(Data about app and page elements)
=======

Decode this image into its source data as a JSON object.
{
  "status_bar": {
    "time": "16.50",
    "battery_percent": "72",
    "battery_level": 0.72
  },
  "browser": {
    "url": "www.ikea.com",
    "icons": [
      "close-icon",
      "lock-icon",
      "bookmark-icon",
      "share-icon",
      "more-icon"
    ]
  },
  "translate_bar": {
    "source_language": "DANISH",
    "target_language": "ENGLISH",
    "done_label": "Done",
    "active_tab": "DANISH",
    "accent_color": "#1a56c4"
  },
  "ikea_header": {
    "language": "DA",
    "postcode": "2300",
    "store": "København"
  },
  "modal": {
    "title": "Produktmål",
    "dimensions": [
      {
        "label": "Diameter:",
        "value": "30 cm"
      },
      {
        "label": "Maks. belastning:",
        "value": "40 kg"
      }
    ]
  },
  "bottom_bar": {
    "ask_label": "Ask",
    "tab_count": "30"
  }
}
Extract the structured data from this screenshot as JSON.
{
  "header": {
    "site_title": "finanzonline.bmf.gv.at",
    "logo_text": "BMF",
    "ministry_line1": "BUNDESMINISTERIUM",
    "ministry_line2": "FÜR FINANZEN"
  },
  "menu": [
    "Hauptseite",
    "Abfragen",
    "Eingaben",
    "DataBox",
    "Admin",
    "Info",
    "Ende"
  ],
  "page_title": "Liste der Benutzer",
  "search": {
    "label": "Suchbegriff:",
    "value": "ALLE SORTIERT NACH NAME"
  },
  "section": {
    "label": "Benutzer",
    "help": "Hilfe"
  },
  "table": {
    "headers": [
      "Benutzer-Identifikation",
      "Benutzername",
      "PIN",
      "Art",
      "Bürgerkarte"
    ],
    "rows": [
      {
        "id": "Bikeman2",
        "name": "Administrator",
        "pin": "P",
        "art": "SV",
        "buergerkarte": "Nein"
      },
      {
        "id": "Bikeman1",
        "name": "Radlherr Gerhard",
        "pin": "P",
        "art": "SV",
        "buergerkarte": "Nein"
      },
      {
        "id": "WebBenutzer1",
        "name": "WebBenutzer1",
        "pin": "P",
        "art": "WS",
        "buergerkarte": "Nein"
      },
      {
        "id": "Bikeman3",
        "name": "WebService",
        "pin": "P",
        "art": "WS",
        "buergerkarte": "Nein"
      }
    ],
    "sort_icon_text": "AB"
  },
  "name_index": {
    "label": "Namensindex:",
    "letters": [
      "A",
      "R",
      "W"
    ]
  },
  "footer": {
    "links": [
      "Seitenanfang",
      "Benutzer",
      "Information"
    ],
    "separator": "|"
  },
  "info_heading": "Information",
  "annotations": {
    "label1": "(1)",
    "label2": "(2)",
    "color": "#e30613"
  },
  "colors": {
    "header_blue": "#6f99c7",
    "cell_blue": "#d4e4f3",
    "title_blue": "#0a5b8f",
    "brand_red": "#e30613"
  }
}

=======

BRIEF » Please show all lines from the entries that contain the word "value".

EXERCISE RESULT »
        "value": "30 cm"
        "value": "40 kg"
    "value": "ALLE SORTIERT NACH NAME"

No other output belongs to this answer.